Doosan Group kicked off the sale process for Doosan Infracore, the group’s construction equipment builder, with the sale manager Credit Suisse sending out teaser letters to potential buyers on July 24, according to creditors and sources from private equity funds.
The sale is part of Doosan Group’s efforts to keep the cash-strapped Doosan Heavy Industries & Construction afloat. The power plant builder Doosan Heavy took a heavy hit when the government announced plans to depart from nuclear and coal power which had been the core business for the company.
Doosan Group will be selling a 36.07% stake in Doosan Infracore held by Doosan Heavy. The stake value is estimated to be around 540 billion won ($448 million) based on Doosan Infracore’s market cap of 1.51 trillion won as of July 24.
The sale price is expected to start anywhere between 700 billion won to 800 billion won including the premium for management control.
The non-binding bid will take place in August, followed by the binding bid in September.
Doosan Infracore manufactures and sells construction equipment and engines such as excavators. Doosan Infracore’s turnover in 2019 was around 4 trillion won – not including Doosan Bobcat – and EBITDA close to 500 billion won.
Doosan Bobcat is not part of the sale, and it is likely that Doosan Infracore will be carved out as a holding company with the operating company and Bobcat as separate units. Doosan Group is keen on selling Infracore first and holding onto Bobcat although there are a handful of potential buyers who want to buy both operations.
Doosan Group acquired Bobcat, a utility equipment business, from US-based industrial equipment company Ingersoll Rand in 2007 for $4.9 billion. It was the largest overseas acquisition at the time – one that pushed Doosan Group into debt.
Both domestic and overseas private equity funds and strategic investors have shown interest in the Doosan Infracore deal.
“Major PEs are going to take a close look at the deal given that the premium is quite low compared to the company’s revenue and operating profit. Also, there’s a chance that there could be follow up deals such as Bobcat,” said a source from the PE industry.
The deal’s biggest setback will be Doosan Infracore’s lawsuit with financial investors including IMM Private Equity. In 2011, the company had raised 380 billion won from financial investors through its China-based unit based on a commitment to go public by April 2014.
However, the company was unable to get listed by the promised date due to poor market conditions.
The financial investors tried to exercise their drag-along rights to sell a 100% stake in the company but they were unsuccessful. The financial investors filed a suit to the Seoul Central District Court arguing that Doosan did not cooperate in the due diligence process. The court ruled in favor of Doosan during the first ruling in 2017, but the financial investors won the second ruling at the Seoul High Court.
Both parties are waiting for the Supreme Court ruling.

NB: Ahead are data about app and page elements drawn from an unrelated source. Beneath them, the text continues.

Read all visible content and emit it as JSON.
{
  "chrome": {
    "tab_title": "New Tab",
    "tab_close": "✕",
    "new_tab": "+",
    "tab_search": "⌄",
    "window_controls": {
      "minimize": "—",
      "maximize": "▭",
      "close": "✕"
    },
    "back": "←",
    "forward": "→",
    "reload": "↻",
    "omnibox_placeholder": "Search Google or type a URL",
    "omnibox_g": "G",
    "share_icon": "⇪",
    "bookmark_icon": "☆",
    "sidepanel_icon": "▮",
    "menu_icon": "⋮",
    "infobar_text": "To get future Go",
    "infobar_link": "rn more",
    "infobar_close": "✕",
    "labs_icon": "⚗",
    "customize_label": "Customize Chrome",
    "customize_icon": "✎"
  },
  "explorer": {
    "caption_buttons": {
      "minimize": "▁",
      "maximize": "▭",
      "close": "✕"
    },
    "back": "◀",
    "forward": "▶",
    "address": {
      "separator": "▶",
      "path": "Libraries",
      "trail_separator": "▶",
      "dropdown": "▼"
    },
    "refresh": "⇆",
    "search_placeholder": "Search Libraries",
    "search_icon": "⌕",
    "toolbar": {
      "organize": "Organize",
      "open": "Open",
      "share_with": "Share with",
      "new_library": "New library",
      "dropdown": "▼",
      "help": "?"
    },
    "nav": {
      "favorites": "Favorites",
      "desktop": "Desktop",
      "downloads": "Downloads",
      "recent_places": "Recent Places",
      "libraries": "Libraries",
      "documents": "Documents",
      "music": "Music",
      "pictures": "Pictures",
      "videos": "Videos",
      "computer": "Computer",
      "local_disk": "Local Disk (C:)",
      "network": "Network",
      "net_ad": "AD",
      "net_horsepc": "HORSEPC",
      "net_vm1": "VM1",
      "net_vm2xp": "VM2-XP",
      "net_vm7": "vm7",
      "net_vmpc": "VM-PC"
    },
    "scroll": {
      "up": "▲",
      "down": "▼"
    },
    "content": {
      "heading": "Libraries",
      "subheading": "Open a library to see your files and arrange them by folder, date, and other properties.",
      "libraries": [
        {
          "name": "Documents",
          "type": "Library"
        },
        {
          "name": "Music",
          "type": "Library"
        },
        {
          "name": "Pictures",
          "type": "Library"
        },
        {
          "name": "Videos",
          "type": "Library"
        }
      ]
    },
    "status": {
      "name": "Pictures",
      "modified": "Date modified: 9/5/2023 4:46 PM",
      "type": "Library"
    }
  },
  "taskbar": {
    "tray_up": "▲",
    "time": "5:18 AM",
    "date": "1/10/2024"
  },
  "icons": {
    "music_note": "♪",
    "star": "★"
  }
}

Doosan Group and IMM PE have requested the Supreme Court to speed up the process.
The Seoul High Court ordered Doosan to pay 710 billion won to the financial investors including the principal sum of 380 billion in addition to the 15% IRR. The amount could easily go up to 1 trillion won if it includes interests.
This means that the buyer of Doosan Infracore may have to cough up a hefty sum if the Supreme Court rules in favor of the financial investors after the deal is completed. Still, there is a chance that the involved parties may negotiate for the sale to go smoothly.
China-based business account for a sizeable portion of Doosan Infracore. The sales in China were a bit stagnant earlier this year due to the global coronavirus, but the business picked up following the sharp rebound in China’s economy.
On July 20, the company announced that it sold 10,728 excavators in China which is 10% higher than the first half of the previous year when the company sold 9,707 excavators.
Doosan Infracore (formerly Daewoo Heavy Industry & Machinery) was acquired by Doosan Group in 2005. This acquisition, followed by a series of deals in the industrial sector, helped transition Doosan Group’s core business from the food & beverage sector to heavy industries.
By Sang-eun Lucia Lee
<Edited by Danbee Lee>